- _WHAT TO DO_: Work out how many lines in the material below hold "label", then give only that number.

↓↓↓

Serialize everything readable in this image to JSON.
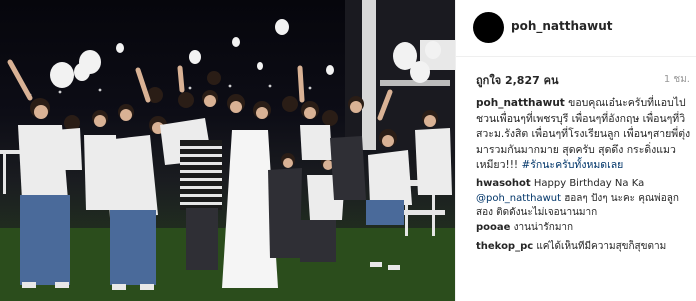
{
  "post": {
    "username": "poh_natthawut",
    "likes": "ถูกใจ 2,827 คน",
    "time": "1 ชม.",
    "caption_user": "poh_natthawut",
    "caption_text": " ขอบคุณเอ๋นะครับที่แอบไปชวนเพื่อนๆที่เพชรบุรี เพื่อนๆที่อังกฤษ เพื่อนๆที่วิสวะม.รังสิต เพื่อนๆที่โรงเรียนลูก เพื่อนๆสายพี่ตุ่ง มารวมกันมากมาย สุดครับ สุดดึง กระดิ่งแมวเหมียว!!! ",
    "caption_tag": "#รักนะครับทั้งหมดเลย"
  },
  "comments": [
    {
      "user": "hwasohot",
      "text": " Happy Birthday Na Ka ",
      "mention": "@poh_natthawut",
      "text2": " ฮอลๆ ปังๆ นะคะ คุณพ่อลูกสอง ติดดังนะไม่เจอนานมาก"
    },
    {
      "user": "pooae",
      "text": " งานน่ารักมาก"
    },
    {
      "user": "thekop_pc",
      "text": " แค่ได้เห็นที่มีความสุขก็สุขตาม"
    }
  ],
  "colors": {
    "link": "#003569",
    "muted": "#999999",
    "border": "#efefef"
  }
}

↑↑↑
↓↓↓

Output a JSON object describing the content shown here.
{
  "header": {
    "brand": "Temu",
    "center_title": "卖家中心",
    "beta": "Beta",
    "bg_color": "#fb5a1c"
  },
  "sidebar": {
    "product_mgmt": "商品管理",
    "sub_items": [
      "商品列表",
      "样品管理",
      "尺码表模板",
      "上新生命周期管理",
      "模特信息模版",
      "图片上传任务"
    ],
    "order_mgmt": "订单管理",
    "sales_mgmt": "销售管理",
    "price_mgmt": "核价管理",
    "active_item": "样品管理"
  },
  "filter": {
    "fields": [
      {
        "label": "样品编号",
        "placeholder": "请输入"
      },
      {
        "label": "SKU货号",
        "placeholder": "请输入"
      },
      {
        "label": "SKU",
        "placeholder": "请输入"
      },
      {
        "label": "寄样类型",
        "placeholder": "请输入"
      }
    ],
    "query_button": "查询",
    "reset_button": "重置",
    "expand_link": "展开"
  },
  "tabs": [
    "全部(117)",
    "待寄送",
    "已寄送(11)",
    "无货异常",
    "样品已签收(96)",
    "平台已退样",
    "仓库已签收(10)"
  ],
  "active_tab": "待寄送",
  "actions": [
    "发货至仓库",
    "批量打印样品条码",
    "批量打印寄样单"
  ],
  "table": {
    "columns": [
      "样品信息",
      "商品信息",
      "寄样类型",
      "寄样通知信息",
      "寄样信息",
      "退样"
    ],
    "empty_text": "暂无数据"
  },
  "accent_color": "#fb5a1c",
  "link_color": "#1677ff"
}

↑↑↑

- _RESPONSE AREA_: 4